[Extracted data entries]
<<<<
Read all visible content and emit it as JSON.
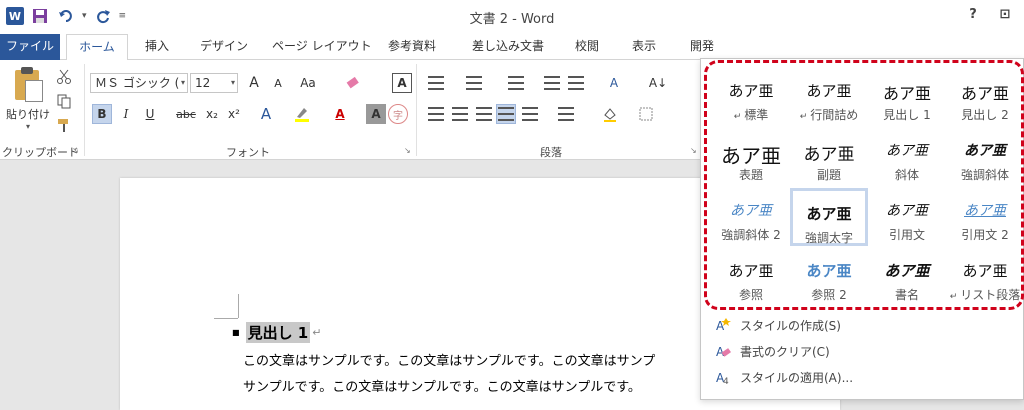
{
  "title_bar": {
    "word_logo": "W",
    "doc_title": "文書 2 - Word",
    "help": "?",
    "ribbon_display": "⊡"
  },
  "tabs": [
    "ファイル",
    "ホーム",
    "挿入",
    "デザイン",
    "ページ レイアウト",
    "参考資料",
    "差し込み文書",
    "校閲",
    "表示",
    "開発"
  ],
  "ribbon": {
    "paste_label": "貼り付け",
    "clipboard_label": "クリップボード",
    "font_label": "フォント",
    "paragraph_label": "段落",
    "font_name": "ＭＳ ゴシック (",
    "font_size": "12",
    "font_buttons": {
      "grow": "A",
      "shrink": "A",
      "case": "Aa",
      "bold": "B",
      "italic": "I",
      "underline": "U",
      "strike": "abc",
      "subscript": "x₂",
      "superscript": "x²",
      "text_effects": "A",
      "font_color": "A",
      "shading": "A",
      "enclose": "字"
    }
  },
  "document": {
    "heading": "見出し 1",
    "lines": [
      "この文章はサンプルです。この文章はサンプルです。この文章はサンプ",
      "サンプルです。この文章はサンプルです。この文章はサンプルです。"
    ]
  },
  "style_gallery": {
    "sample": "あア亜",
    "styles": [
      {
        "name": "標準",
        "prefix": "↵",
        "style": "normal"
      },
      {
        "name": "行間詰め",
        "prefix": "↵",
        "style": "normal"
      },
      {
        "name": "見出し 1",
        "prefix": "",
        "style": "h1"
      },
      {
        "name": "見出し 2",
        "prefix": "",
        "style": "h1"
      },
      {
        "name": "表題",
        "prefix": "",
        "style": "title"
      },
      {
        "name": "副題",
        "prefix": "",
        "style": "subtitle"
      },
      {
        "name": "斜体",
        "prefix": "",
        "style": "italic"
      },
      {
        "name": "強調斜体",
        "prefix": "",
        "style": "bolditalic"
      },
      {
        "name": "強調斜体 2",
        "prefix": "",
        "style": "blueitalic"
      },
      {
        "name": "強調太字",
        "prefix": "",
        "style": "bold"
      },
      {
        "name": "引用文",
        "prefix": "",
        "style": "italic"
      },
      {
        "name": "引用文 2",
        "prefix": "",
        "style": "blueunderline"
      },
      {
        "name": "参照",
        "prefix": "",
        "style": "normal"
      },
      {
        "name": "参照 2",
        "prefix": "",
        "style": "bluebold"
      },
      {
        "name": "書名",
        "prefix": "",
        "style": "bolditalic2"
      },
      {
        "name": "リスト段落",
        "prefix": "↵",
        "style": "normal"
      }
    ],
    "menu": [
      {
        "label": "スタイルの作成(S)",
        "icon": "create-style-icon"
      },
      {
        "label": "書式のクリア(C)",
        "icon": "clear-format-icon"
      },
      {
        "label": "スタイルの適用(A)...",
        "icon": "apply-style-icon"
      }
    ]
  },
  "colors": {
    "accent": "#2b579a",
    "highlight_border": "#d0021b",
    "blue_style": "#4a86c5"
  }
}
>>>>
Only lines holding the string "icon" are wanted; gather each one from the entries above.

* [Response area]:
        "icon": "create-style-icon"
        "icon": "clear-format-icon"
        "icon": "apply-style-icon"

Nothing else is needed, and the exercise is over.